Have you ever seen a tornado, up close and personal? I have. I was in a security trailer, at Sheppard and Weston, as I watched a tornado rip a bus shelter out of its concrete anchors (I never did see where it deposited it). I saw it rip the roof off a factory building directly across from me, like it was the perforated cardboard top off a Kleenex box. All this happened as close as 50 metres from my not-so-secure location.
Some things we experience make our legs feel wobbly and our world feel wobblier still. Like, for example, mountains quaking and falling into the heart of the sea and the tsunami that follows. (Psalm 46:2-3).
This is not the stuff we normally experience. This isn’t the kind of thing we have reference points for that help us file our experiences under the “Not to worry, I’ve seen this before!” category.
Well, it wouldn’t surprise me if we all had wobbly legs right now. I know that I, at least, do. It all boils down to not having a category to file all the rapid-fire, shifting, quaking flood of changes and information that both surrounds and isolates us. It is all a bit overwhelming, isn’t it?
But here’s the thing: I don’t have to have a category to file my experience, if I can find a shelter that is categorical (uncompromising) in its consistent relief from fear and anxiety. If I have a solid foundation, I don’t have to worry about my legs being a little wobbly right now! I can still move forward and make progress.

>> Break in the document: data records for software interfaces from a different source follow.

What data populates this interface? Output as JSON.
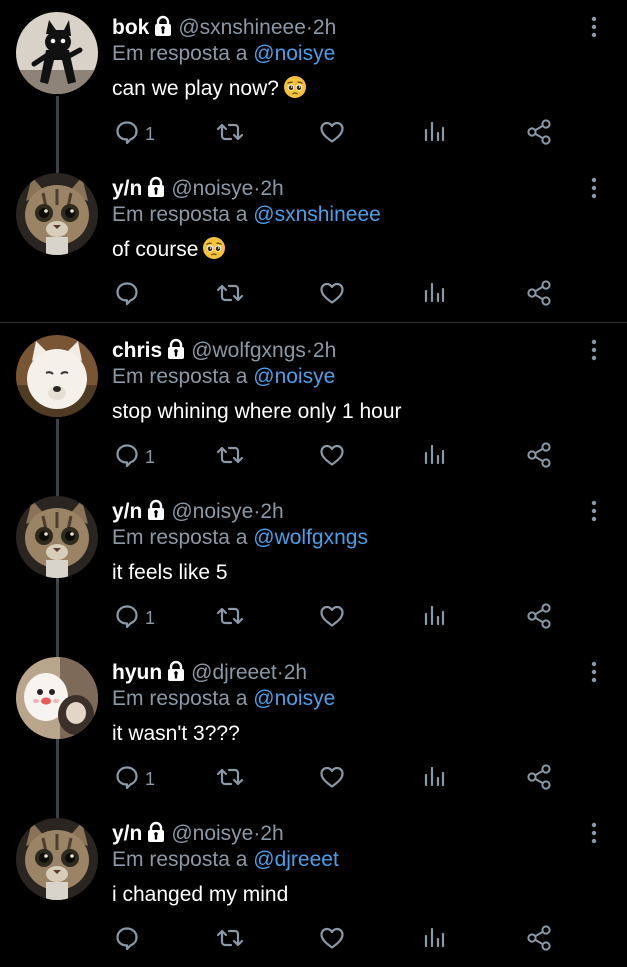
{
  "colors": {
    "background": "#000000",
    "text": "#ffffff",
    "muted": "#8b98a5",
    "link": "#4a9fe8"
  },
  "reply_prefix": "Em resposta a",
  "tweets": [
    {
      "name": "bok",
      "handle": "@sxnshineee",
      "dot": "·",
      "time": "2h",
      "reply_to": "@noisye",
      "text": "can we play now?",
      "emoji": "pleading-face",
      "reply_count": "1",
      "avatar": "black-cat"
    },
    {
      "name": "y/n",
      "handle": "@noisye",
      "dot": "·",
      "time": "2h",
      "reply_to": "@sxnshineee",
      "text": "of course",
      "emoji": "pleading-face",
      "reply_count": "",
      "avatar": "tabby-cat"
    },
    {
      "name": "chris",
      "handle": "@wolfgxngs",
      "dot": "·",
      "time": "2h",
      "reply_to": "@noisye",
      "text": "stop whining where only 1 hour",
      "emoji": "",
      "reply_count": "1",
      "avatar": "white-wolf"
    },
    {
      "name": "y/n",
      "handle": "@noisye",
      "dot": "·",
      "time": "2h",
      "reply_to": "@wolfgxngs",
      "text": "it feels like 5",
      "emoji": "",
      "reply_count": "1",
      "avatar": "tabby-cat"
    },
    {
      "name": "hyun",
      "handle": "@djreeet",
      "dot": "·",
      "time": "2h",
      "reply_to": "@noisye",
      "text": "it wasn't 3???",
      "emoji": "",
      "reply_count": "1",
      "avatar": "plush-toy"
    },
    {
      "name": "y/n",
      "handle": "@noisye",
      "dot": "·",
      "time": "2h",
      "reply_to": "@djreeet",
      "text": "i changed my mind",
      "emoji": "",
      "reply_count": "",
      "avatar": "tabby-cat"
    }
  ]
}
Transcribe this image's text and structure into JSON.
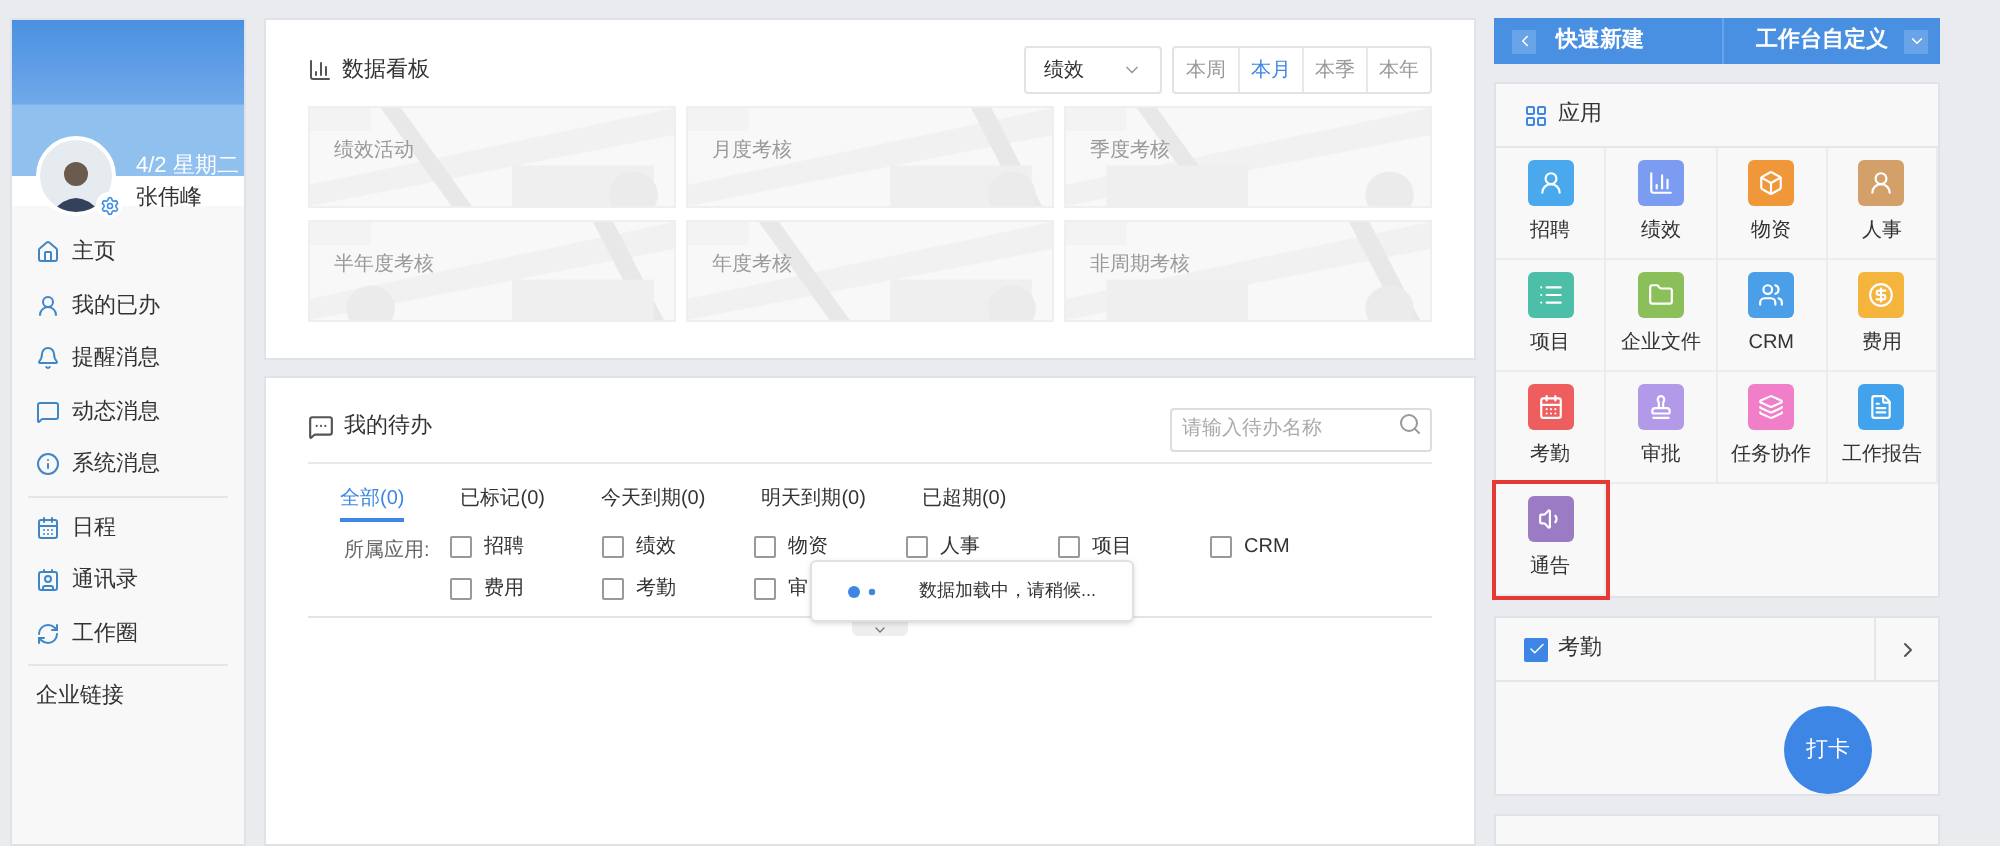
{
  "profile": {
    "date": "4/2 星期二",
    "name": "张伟峰"
  },
  "nav": [
    "主页",
    "我的已办",
    "提醒消息",
    "动态消息",
    "系统消息",
    "日程",
    "通讯录",
    "工作圈",
    "企业链接"
  ],
  "dashboard": {
    "title": "数据看板",
    "dropdown": "绩效",
    "periods": [
      {
        "label": "本周",
        "selected": false
      },
      {
        "label": "本月",
        "selected": true
      },
      {
        "label": "本季",
        "selected": false
      },
      {
        "label": "本年",
        "selected": false
      }
    ],
    "cards": [
      "绩效活动",
      "月度考核",
      "季度考核",
      "半年度考核",
      "年度考核",
      "非周期考核"
    ]
  },
  "todo": {
    "title": "我的待办",
    "search": {
      "placeholder": "请输入待办名称"
    },
    "tabs": [
      {
        "label": "全部(0)",
        "selected": true
      },
      {
        "label": "已标记(0)",
        "selected": false
      },
      {
        "label": "今天到期(0)",
        "selected": false
      },
      {
        "label": "明天到期(0)",
        "selected": false
      },
      {
        "label": "已超期(0)",
        "selected": false
      }
    ],
    "filter_label": "所属应用:",
    "filters": [
      {
        "label": "招聘",
        "checked": false
      },
      {
        "label": "绩效",
        "checked": false
      },
      {
        "label": "物资",
        "checked": false
      },
      {
        "label": "人事",
        "checked": false
      },
      {
        "label": "项目",
        "checked": false
      },
      {
        "label": "CRM",
        "checked": false
      },
      {
        "label": "费用",
        "checked": false
      },
      {
        "label": "考勤",
        "checked": false
      },
      {
        "label": "审",
        "checked": false
      }
    ],
    "loading": "数据加载中，请稍候..."
  },
  "quick": {
    "left": "快速新建",
    "right": "工作台自定义"
  },
  "apps": {
    "title": "应用",
    "items": [
      {
        "label": "招聘",
        "color": "#4aa8ec",
        "highlighted": false
      },
      {
        "label": "绩效",
        "color": "#7b9cf0",
        "highlighted": false
      },
      {
        "label": "物资",
        "color": "#f0973a",
        "highlighted": false
      },
      {
        "label": "人事",
        "color": "#d4a06a",
        "highlighted": false
      },
      {
        "label": "项目",
        "color": "#4dbfa8",
        "highlighted": false
      },
      {
        "label": "企业文件",
        "color": "#8bbf5a",
        "highlighted": false
      },
      {
        "label": "CRM",
        "color": "#4a9fe8",
        "highlighted": false
      },
      {
        "label": "费用",
        "color": "#f5b43c",
        "highlighted": false
      },
      {
        "label": "考勤",
        "color": "#ee5e5e",
        "highlighted": false
      },
      {
        "label": "审批",
        "color": "#b39ae8",
        "highlighted": false
      },
      {
        "label": "任务协作",
        "color": "#f07ec8",
        "highlighted": false
      },
      {
        "label": "工作报告",
        "color": "#43a2ec",
        "highlighted": false
      },
      {
        "label": "通告",
        "color": "#9b7cc4",
        "highlighted": true
      }
    ]
  },
  "attendance": {
    "title": "考勤",
    "checked": true,
    "button": "打卡"
  }
}
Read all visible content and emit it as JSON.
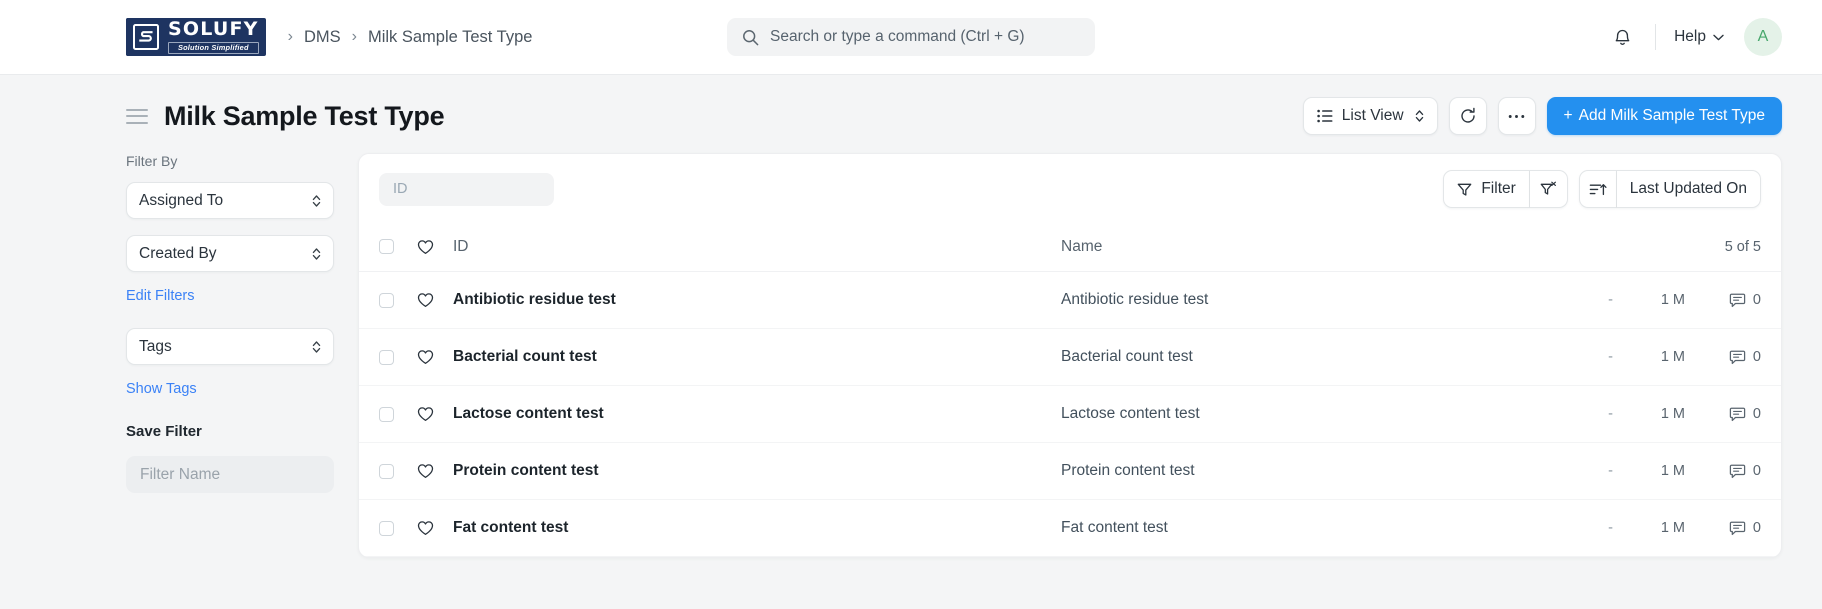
{
  "navbar": {
    "logo": {
      "name": "SOLUFY",
      "tagline": "Solution Simplified",
      "mark": "s-monogram-icon"
    },
    "breadcrumb": [
      {
        "label": "DMS"
      },
      {
        "label": "Milk Sample Test Type"
      }
    ],
    "search": {
      "placeholder": "Search or type a command (Ctrl + G)",
      "value": "",
      "icon": "search-icon"
    },
    "notifications_icon": "bell-icon",
    "help": {
      "label": "Help",
      "icon": "chevron-down-icon"
    },
    "avatar": {
      "initial": "A",
      "bg": "#e4f2e8",
      "fg": "#48a76c"
    }
  },
  "page": {
    "menu_icon": "hamburger-menu-icon",
    "title": "Milk Sample Test Type",
    "actions": {
      "view_switch": {
        "label": "List View",
        "icon": "list-icon",
        "stepper": "up-down-chevron-icon"
      },
      "refresh": {
        "icon": "refresh-icon"
      },
      "more": {
        "icon": "ellipsis-icon"
      },
      "add": {
        "label": "Add Milk Sample Test Type",
        "prefix": "+",
        "color": "#2490ef"
      }
    }
  },
  "sidebar": {
    "filter_by_label": "Filter By",
    "selects": [
      {
        "label": "Assigned To"
      },
      {
        "label": "Created By"
      }
    ],
    "edit_filters_link": "Edit Filters",
    "tags_select": {
      "label": "Tags"
    },
    "show_tags_link": "Show Tags",
    "save_filter_heading": "Save Filter",
    "filter_name_placeholder": "Filter Name",
    "filter_name_value": ""
  },
  "list": {
    "id_filter": {
      "placeholder": "ID",
      "value": ""
    },
    "toolbar": {
      "filter_label": "Filter",
      "filter_icon": "funnel-icon",
      "clear_filter_icon": "funnel-x-icon",
      "sort_icon": "sort-ascending-icon",
      "sort_field": "Last Updated On"
    },
    "columns": {
      "select_all": "select-all-checkbox",
      "like_icon": "heart-icon",
      "id": "ID",
      "name": "Name",
      "count": "5 of 5"
    },
    "rows": [
      {
        "id": "Antibiotic residue test",
        "name": "Antibiotic residue test",
        "assigned": "-",
        "modified": "1 M",
        "comments": "0"
      },
      {
        "id": "Bacterial count test",
        "name": "Bacterial count test",
        "assigned": "-",
        "modified": "1 M",
        "comments": "0"
      },
      {
        "id": "Lactose content test",
        "name": "Lactose content test",
        "assigned": "-",
        "modified": "1 M",
        "comments": "0"
      },
      {
        "id": "Protein content test",
        "name": "Protein content test",
        "assigned": "-",
        "modified": "1 M",
        "comments": "0"
      },
      {
        "id": "Fat content test",
        "name": "Fat content test",
        "assigned": "-",
        "modified": "1 M",
        "comments": "0"
      }
    ]
  }
}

Going back to Psalm 46, the writer reveals that categorical shelter. We have that definite, clear-cut, unconditional, uncompromising place of safety, in the middle of earth-shattering, mountain-toppling, sea-swelling situations.
The Psalmist writes: “God is our refuge and strength, an ever-present help in trouble. 2 Therefore we will not fear, though the earth give way and the mountains fall into the heart of the sea, 3 though its waters roar and foam and the mountains quake with their surging. (Psalm 46:1-3)
Yahweh is our refuge and strength. Jesus is our ever-present help in trouble. Think of those three descriptions: “refuge”, “strength”, “ever-present help.” What more do we need in this moment? God is your one-stop shop for relief from whatever is making you wobbly.
In verses 10-11, the Psalmist writes that Yahweh says: “Be still, and know that I am God; I will be exalted among the nations, I will be exalted in the earth.” 11 The LORD Almighty is with us; the God of Jacob is our fortress.
Here is the message we all need to hear. “Be still and know that I am God!” Stop wobbling. Stop fretting. Stop freaking. Stop obsessing. Stop lamenting that your plans, routines, and lives are on hold.
Instead of thinking of the inconvenience and the uncertainty of this moment, realize something very important: You have been forced to “be still.” You have more time to stop and think and reassess and consider than you probably ever have before, at least in your adult life. What are you going to do with this imposed stillness? Are you going to use it or waste it? The Lord can only be our fortress (our place of strength and safety) if we stop what we are doing and focus on not only knowing there is a God, but, more importantly, knowing that He is YOUR God. He needs to be YOUR strength, YOUR refuge, YOUR ever-present help.
If your legs are all wobbly-like, why not sit down, be still and see, ask, seek, pray, and read the Bible? If I can help you in finding your own place of stillness, let me know.
I am so
thankful for Jesus my ever-present help in times of trouble. He is indeed my refuge and my strength.